“To find real happiness, we must seek for it in a focus outside ourselves,” President Thomas S. Monson teaches. “No one has learned the meaning of living until he has surrendered his ego to the service of his fellow man. Service to others is akin to duty, the fulfillment of which brings true joy.”
“We do not live alone—in our city, our nation, or our world,” President Monson says. “There is no dividing line between our prosperity and our neighbor’s wretchedness. ‘Love thy neighbor’ is more than a divine truth. It is a pattern for perfection. This truth inspires the familiar charge, ‘Go forth to serve.’ Try as some of us may, we cannot escape the influence our lives have upon the lives of others. Ours is the opportunity to build, to lift, to inspire, and indeed to lead. The New Testament teaches that it is impossible to take a right attitude toward Christ without taking an unselfish attitude toward men.”
President Monson encourages Latter-day Saints to “reach outward. … Membership in the Church calls forth a determination to serve. A position of responsibility may not be of recognized importance, nor may the reward be broadly known. Service, to be acceptable to the Savior, must come from willing minds, ready hands, and pledged hearts.
And President Monson encourages us to trust in the Lord as we serve. “Occasionally discouragement may darken our pathway; frustration may be a constant companion. In our ears there may sound the sophistry of Satan as he whispers, ‘you cannot save the world; your small efforts are meaningless. You haven’t time to be concerned for others.’

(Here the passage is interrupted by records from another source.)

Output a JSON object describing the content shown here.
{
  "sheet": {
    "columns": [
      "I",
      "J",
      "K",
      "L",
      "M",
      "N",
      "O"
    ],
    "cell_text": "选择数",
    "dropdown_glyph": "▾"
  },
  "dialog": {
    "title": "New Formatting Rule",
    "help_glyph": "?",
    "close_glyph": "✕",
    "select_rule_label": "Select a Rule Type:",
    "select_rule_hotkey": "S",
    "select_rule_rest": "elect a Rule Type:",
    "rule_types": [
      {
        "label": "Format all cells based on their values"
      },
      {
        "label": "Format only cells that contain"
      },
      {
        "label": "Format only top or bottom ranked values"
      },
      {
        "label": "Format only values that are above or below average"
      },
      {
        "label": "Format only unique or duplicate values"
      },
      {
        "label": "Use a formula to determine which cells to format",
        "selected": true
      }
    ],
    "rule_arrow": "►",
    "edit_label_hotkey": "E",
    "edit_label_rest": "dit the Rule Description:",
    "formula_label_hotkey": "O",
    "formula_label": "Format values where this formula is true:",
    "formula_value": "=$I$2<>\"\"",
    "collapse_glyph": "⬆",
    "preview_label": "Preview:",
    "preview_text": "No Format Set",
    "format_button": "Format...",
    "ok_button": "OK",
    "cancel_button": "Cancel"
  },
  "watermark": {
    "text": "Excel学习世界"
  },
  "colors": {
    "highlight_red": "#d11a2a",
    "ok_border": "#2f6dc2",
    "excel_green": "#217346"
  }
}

“Trusting in the Lord, let us turn our heads from such falsehoods and make certain our feet are firmly planted in the path of service and our hearts and souls dedicated to follow the example of the Lord. In moments when the light of resolution dims and when the heart grows faint, we can take comfort from His promise: ‘Be not weary in well-doing. … Out of small things proceedeth that which is great’” (Doctrine and Covenants 64:33).